But I am in favour of the general idea of names. Cricket is falling behind a lot of other sports in the popularity stakes and this idea means players can promote themselves as well.

It can also attract new audiences and make cricketers national heroes and superstars and enable the public to identify players. You need a face with a name as you see in Twenty-20, ODI, county and franchise cricket. Why not Test cricket? Or is it too posh?

We now have the Test Championship, day-night Tests and other stuff. Test cricket is popular, but needs jazzing up.

If our cricketers walk down the street the only one people would probably recognise is Ben Stokes as he has been in the press for the wrong reasons.

You look at players now and many of them look the same to spectators. They all look like athletes off a production line and it is not like the old days when you could tell one player because he had a bit of a portly belly.

To add to the difficulty now a lot of players use the same sponsor. So when you are commentating and the players all have their caps on it is very hard to see who is who, so the names will help. So, from that point of view, I am really happy with it.

Will Jacks hit a 25-ball century for Surrey in their T10 game with Lancashire in Dubai and people have been saying, ‘that is another one off the production line’.

I would be more worried if I was Lancashire and one of their bowlers went for 37 in an over. Stephen Parry – the poor lad.

How do you get a 25-ball century? Cricket has gone mad since the winter with some of the shots, pitches played on and short boundaries. It is in danger of becoming boring as opposed to a spectacle when every ball gets hit for four or six.

I just hope the game does not become that in one-day and Twenty20 cricket.

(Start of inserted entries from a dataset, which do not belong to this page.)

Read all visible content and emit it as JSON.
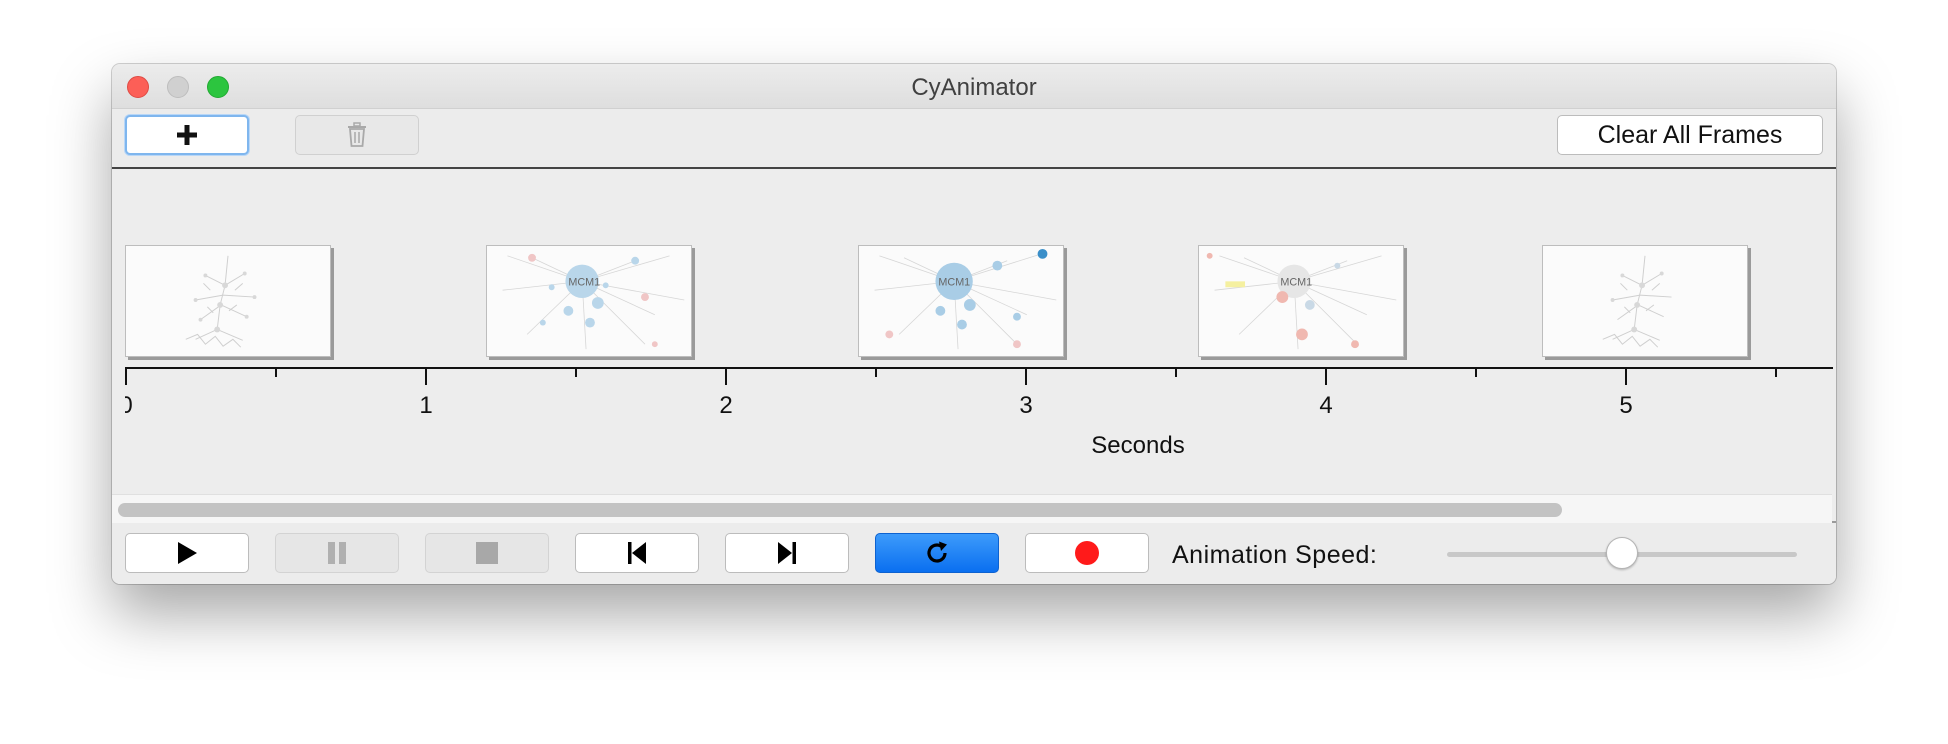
{
  "window": {
    "title": "CyAnimator"
  },
  "toolbar": {
    "add_icon": "plus-icon",
    "delete_icon": "trash-icon",
    "clear_label": "Clear All Frames"
  },
  "timeline": {
    "ticks": [
      "0",
      "1",
      "2",
      "3",
      "4",
      "5"
    ],
    "unit_label": "Seconds",
    "frames": [
      {
        "kind": "overview",
        "labels": []
      },
      {
        "kind": "detail",
        "labels": [
          "MCM1"
        ]
      },
      {
        "kind": "detail",
        "labels": [
          "MCM1"
        ]
      },
      {
        "kind": "detail",
        "labels": [
          "MCM1"
        ]
      },
      {
        "kind": "overview",
        "labels": []
      }
    ]
  },
  "controls": {
    "play_icon": "play-icon",
    "pause_icon": "pause-icon",
    "stop_icon": "stop-icon",
    "step_back_icon": "step-back-icon",
    "step_forward_icon": "step-forward-icon",
    "loop_icon": "loop-icon",
    "record_icon": "record-icon",
    "speed_label": "Animation Speed:",
    "speed_level": 0.5
  },
  "colors": {
    "primary": "#0a6ff0",
    "record": "#ff1a1a",
    "focus": "#7fb6ee"
  }
}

The boundaries were so small in the West Indies and you have people like Chris Gayle and Jos Buttler, who are huge hitters of the ball, making grounds look like postage stamps.

Is that what we want to see? Just power-hitting and no skill or manoeuvring through the infield and running twos?

It is all fours or sixes now and you can get them with mis-hits.